━━━ DATASET RECORDS

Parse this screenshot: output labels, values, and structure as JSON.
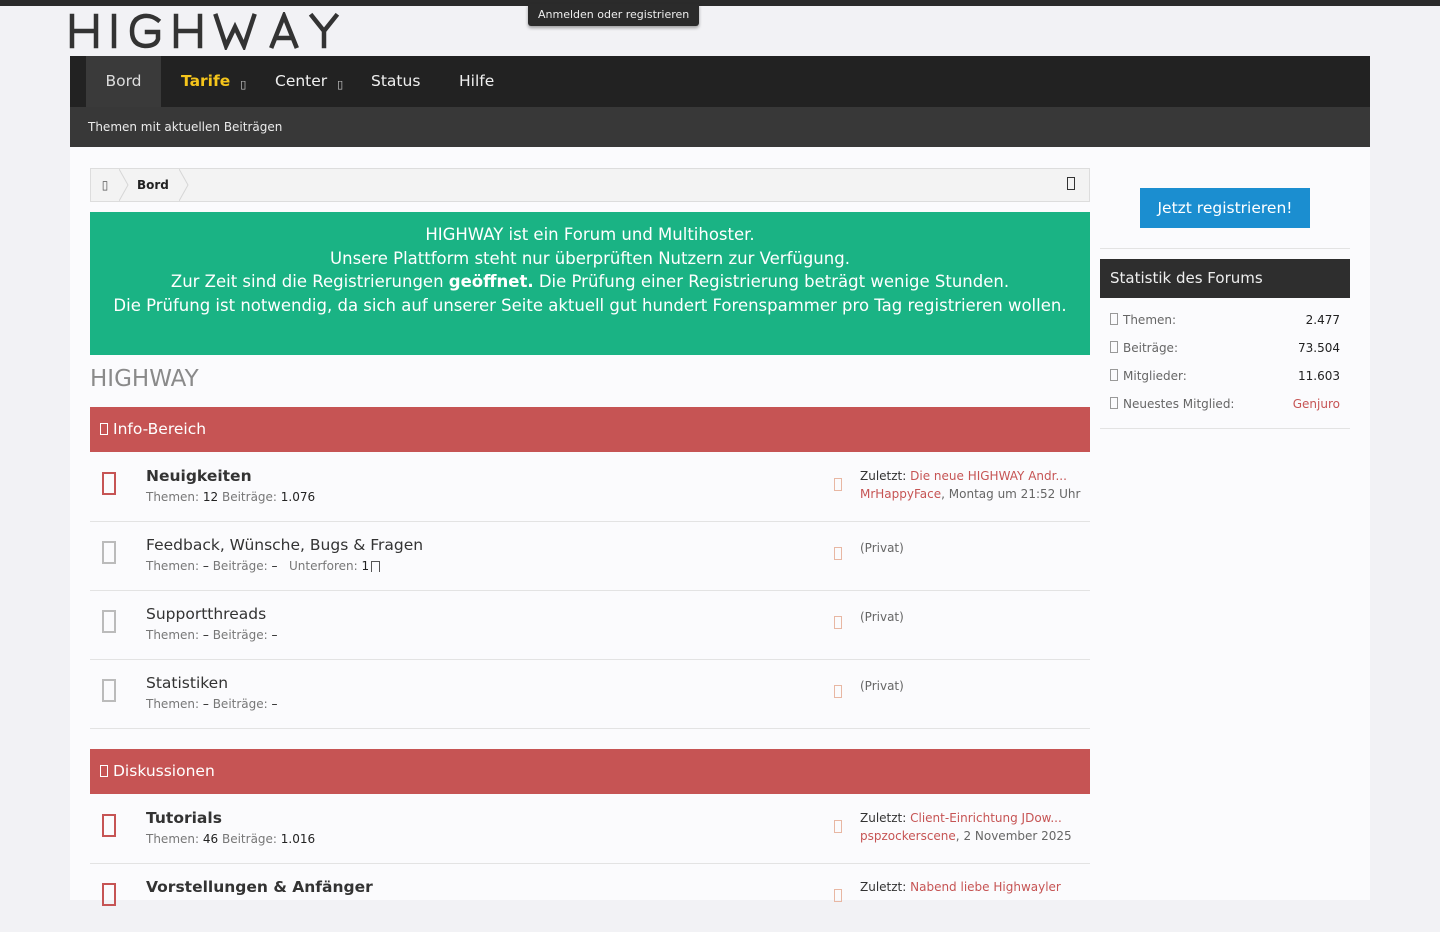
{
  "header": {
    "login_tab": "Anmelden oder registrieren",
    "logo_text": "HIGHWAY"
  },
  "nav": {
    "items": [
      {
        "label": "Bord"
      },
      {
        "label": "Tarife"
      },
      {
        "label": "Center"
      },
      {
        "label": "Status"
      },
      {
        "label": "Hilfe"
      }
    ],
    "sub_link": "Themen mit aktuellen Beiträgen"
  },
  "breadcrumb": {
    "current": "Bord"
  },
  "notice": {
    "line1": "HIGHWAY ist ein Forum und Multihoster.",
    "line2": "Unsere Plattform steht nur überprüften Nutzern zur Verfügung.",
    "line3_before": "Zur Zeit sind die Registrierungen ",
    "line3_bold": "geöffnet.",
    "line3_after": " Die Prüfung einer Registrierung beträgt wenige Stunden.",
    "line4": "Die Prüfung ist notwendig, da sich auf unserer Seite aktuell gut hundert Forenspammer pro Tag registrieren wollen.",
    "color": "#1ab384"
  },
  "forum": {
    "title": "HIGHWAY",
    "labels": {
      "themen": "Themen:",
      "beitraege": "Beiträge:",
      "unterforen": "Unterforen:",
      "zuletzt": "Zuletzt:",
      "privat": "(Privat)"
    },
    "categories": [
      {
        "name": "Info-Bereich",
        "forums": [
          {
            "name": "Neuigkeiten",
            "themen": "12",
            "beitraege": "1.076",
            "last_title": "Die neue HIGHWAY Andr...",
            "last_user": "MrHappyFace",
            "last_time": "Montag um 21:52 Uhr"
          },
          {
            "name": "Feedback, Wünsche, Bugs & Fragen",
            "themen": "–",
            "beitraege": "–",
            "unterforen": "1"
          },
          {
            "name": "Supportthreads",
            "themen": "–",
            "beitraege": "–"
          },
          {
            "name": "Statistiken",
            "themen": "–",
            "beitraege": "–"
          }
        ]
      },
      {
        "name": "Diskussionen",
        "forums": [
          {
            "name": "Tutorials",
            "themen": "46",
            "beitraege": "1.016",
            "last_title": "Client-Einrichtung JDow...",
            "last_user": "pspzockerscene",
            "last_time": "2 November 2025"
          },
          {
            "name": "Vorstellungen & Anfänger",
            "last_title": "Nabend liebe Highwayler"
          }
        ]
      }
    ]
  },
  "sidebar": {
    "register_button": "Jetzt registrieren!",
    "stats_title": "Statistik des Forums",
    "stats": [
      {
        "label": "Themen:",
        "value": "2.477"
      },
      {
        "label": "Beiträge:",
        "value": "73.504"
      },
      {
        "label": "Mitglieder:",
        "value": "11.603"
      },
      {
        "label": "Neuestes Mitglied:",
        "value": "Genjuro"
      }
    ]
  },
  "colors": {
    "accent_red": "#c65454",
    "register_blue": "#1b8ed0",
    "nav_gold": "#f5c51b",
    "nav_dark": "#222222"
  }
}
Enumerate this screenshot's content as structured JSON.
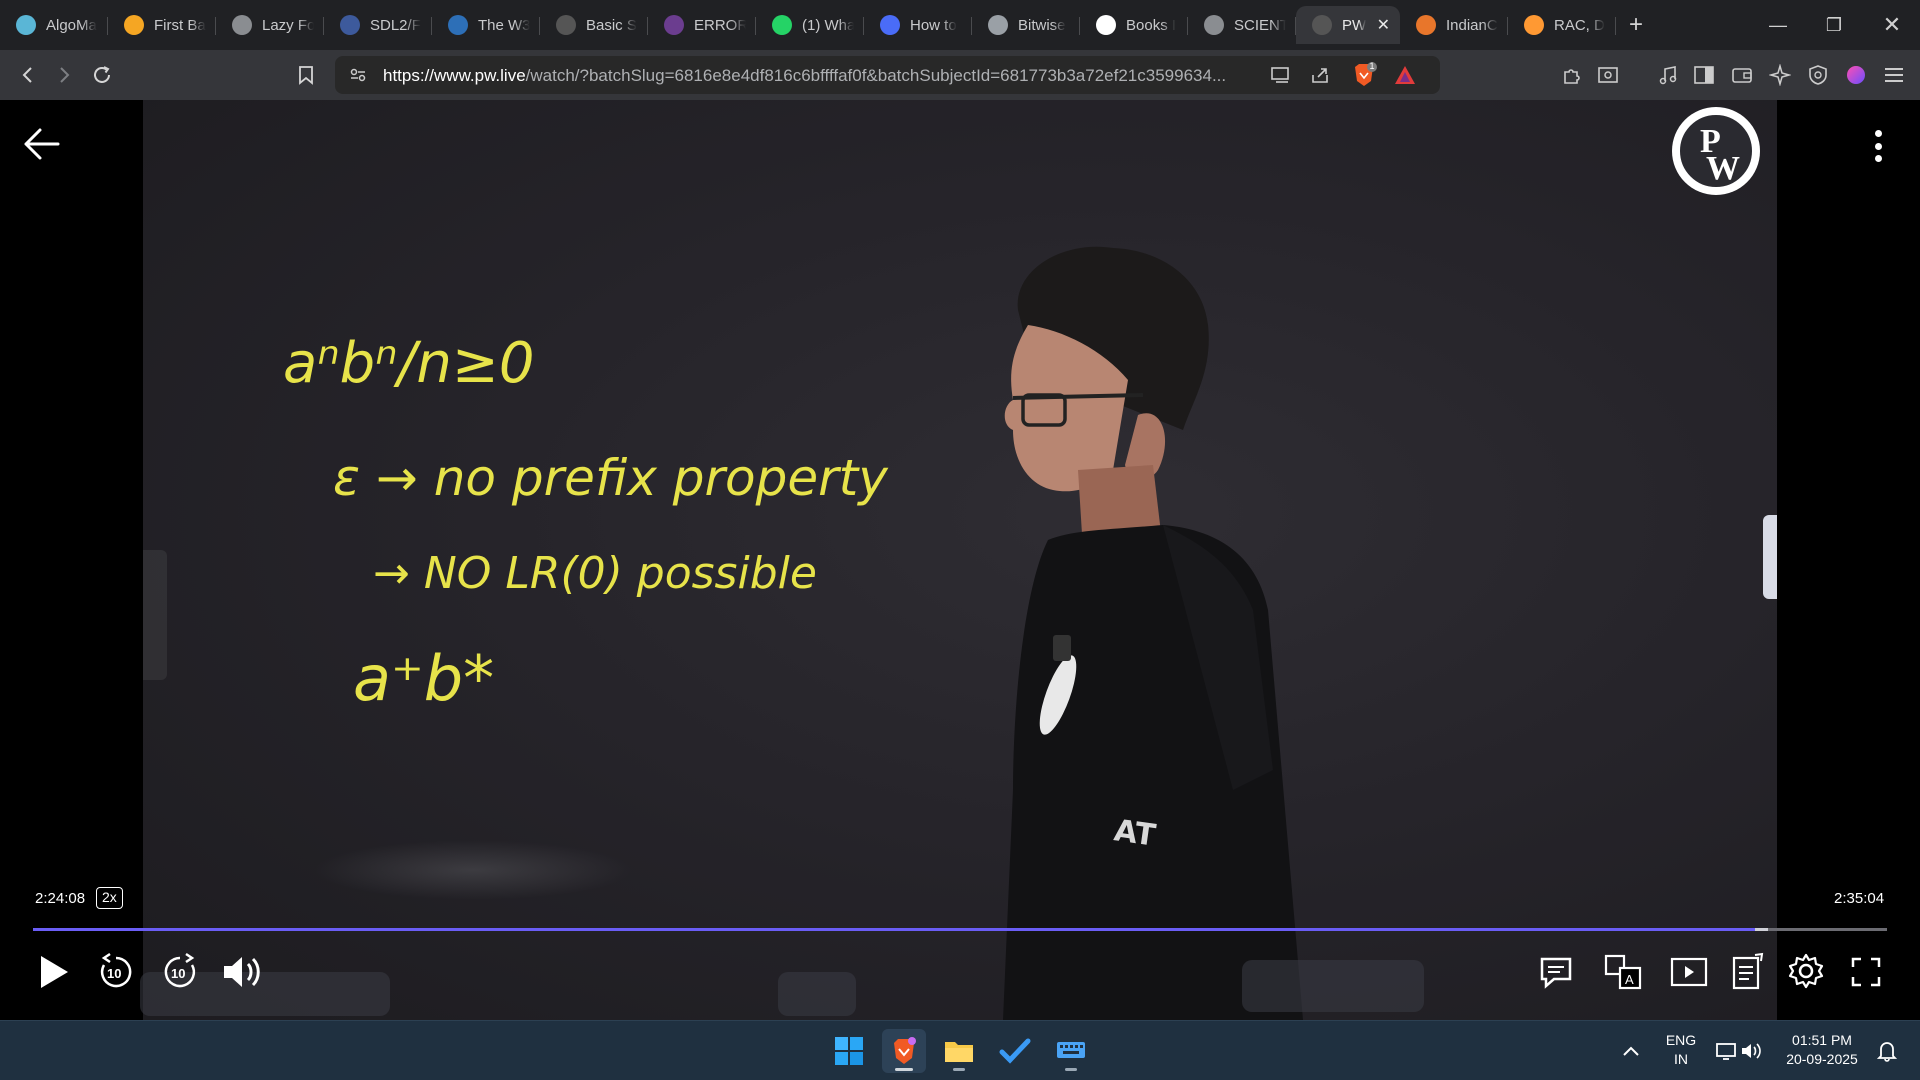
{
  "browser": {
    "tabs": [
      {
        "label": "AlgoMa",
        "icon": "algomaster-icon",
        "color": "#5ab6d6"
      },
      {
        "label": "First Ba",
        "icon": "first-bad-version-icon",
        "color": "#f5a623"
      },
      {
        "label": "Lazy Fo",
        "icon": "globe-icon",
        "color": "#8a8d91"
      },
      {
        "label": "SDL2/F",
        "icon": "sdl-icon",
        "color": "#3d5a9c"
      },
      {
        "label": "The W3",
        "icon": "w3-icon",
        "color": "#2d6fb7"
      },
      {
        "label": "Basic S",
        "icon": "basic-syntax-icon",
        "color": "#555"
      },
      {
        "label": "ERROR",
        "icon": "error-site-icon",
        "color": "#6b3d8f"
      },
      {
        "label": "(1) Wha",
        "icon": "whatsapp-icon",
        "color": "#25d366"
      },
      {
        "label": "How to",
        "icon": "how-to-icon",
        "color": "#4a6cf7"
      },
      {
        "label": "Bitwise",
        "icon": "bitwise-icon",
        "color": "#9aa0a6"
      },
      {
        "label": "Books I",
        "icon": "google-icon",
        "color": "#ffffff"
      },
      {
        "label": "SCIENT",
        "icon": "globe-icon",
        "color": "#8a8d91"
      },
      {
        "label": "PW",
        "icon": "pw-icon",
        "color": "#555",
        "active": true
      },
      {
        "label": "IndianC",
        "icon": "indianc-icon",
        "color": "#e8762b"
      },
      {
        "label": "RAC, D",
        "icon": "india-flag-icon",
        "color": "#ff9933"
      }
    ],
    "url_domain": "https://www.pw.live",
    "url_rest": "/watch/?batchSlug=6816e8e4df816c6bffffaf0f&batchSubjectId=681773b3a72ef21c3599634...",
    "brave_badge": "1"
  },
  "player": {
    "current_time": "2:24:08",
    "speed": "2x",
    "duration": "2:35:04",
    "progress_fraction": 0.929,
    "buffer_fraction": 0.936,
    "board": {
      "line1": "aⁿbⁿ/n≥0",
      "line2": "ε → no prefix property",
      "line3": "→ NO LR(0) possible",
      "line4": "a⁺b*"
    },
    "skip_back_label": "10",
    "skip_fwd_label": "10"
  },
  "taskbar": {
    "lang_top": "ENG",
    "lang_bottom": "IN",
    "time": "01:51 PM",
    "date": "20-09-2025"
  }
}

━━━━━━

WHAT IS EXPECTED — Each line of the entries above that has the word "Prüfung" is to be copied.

THE COMPLETED TASK —
    "line3_after": " Die Prüfung einer Registrierung beträgt wenige Stunden.",
    "line4": "Die Prüfung ist notwendig, da sich auf unserer Seite aktuell gut hundert Forenspammer pro Tag registrieren wollen.",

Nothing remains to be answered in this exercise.